In an oversized bold font, at the top of Brown’s Spiritual and Religious Life website, it is affirmed, “A nonsectarian institution, Brown embraces all spiritual traditions and celebrates the diversity of religious identity on campus.” Considering this forthright affirmation of religious neutrality, how is it that our motto remains “In Deo Speramus” — literally: “In God we hope”? How does such a statement at all reflect the spirit of religious impartiality? Where is there room in this motto for the dozens of atheist and agnostic students, not to mention believers in polytheistic faiths? Furthermore, do these three words really encapsulate the essence of Brown? As I will argue, this motto is antithetical to the ideals that Brown itself professes and exemplifies.
Brown’s policy to accept students regardless of religious affiliation was the first of any college in the nation. This is laudable and has, over the years, nurtured a student body rich in religious diversity. But you don’t need a detective to discover a significant number of “infidels” parading around campus. Daily conversations make it fairly clear that many Brown students are non-believers and many more are skeptical thinkers. That said, many fail to see a problem with the perpetuation of our antiquated and religiously fueled motto.
I imagine many people simply gloss over it, thinking to themselves the motto is simply a relic of the “olden days,” an era at Brown when religious belief reigned. But our school statement is a remnant of a pious past Brown has maintained out of unwillingness to challenge the standard.
Since when has Brown been in the spirit of maintaining the status quo — in perpetuating tradition for tradition’s sake? As far as I know, it hasn’t. Throughout its history, Brown has been about progress and promoting equality and well-being for everyone — regardless of age, gender, sexuality, race, religion or any other division you can conceive — in our own community and, more recently, beyond our gates. The spirit of Brown is not and has never been to hope for divine intervention to better our society.

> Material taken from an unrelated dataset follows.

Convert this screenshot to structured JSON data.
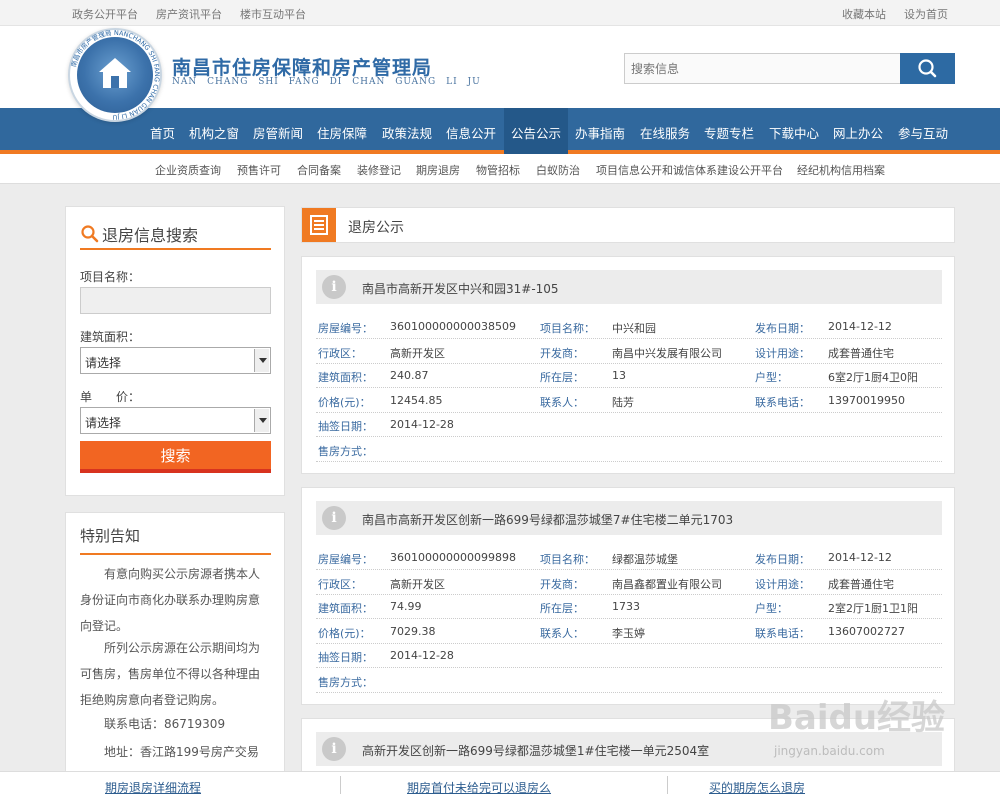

On the contrary, it is in our very nature as Brunonians to intervene ourselves, to get our hands dirty, and to “be the change (we) wish to see in the world,” to quote Gandhi. For me personally, it feels as if nearly all of my fellow Brunonians — driven by their own initiatives — are constantly involved in remarkable and admirable activities.
Furthermore, it seems especially hypocritical that an institution that cherishes reason, evidence and argument in the pursuit of truth and insight would support a motto that reflects the antithesis of these values. Simply put, religious faith is unjustified belief, glorified by centuries of fiery — albeit misplaced — confidence. In no other area of discourse apart from religion do unjustified beliefs about the nature of the universe receive such unquestioned respect. You do not need to respect your professor’s theory about biology if he does not — or worse, cannot — provide good reasons and evidence for you to do so. Likewise, you wouldn’t simply accept your psych professor’s theory of behavior on faith — that is, without justification. “In Deo Speramus” spits in face of the standards by which members of the Brown community conduct research and explore the sphere of knowledge.
Our current motto only caters to those who believe in a monotheistic God. It explicitly excludes the rest of us — skeptics, non-believers, polytheists and more. Worse, it misrepresents a significant portion of our student and faculty body. This is not quite in the spirit of a “nonsectarian institution.”
Is this the motto that best reflects Brown’s core values? It seems patently clear that the answer to this question is a resounding “No.” Does it suffice that this motto could carry some metaphorical meaning or inspiration? Perhaps for some, but why beat around the (burning) bush? Why not endorse a motto that concretely outlines Brown’s core values?
I’m not saying Brown is a vault of hopeless, dispassionate reason. There are many things Brown students hope for: warmer weather, a decent Spring Weekend line-up, a lucrative job that also does some good in the world. But hope in God does not seem high on the list. You wouldn’t create an ad campaign for apples using pictures of oranges. Just saying.
Moreover, how much moral or spiritual wealth does one really gain by reading these three words? Any person with a Latin-English dictionary could devise a motto that is vastly more meaningful and relevant to Brown’s essence as an institution than is the current one. How about “In Rationis Speramus” — “In Reason We Hope”? Or “In WhisCo Speramus?” Whatever it may be, let us abandon our antiquated superstitious slogan and brand Brown with a motto that truly reflects our collective core values.
Jesse Hartheimer ’14 enjoys discussing religion — over politics — and can be contacted at email@example.com.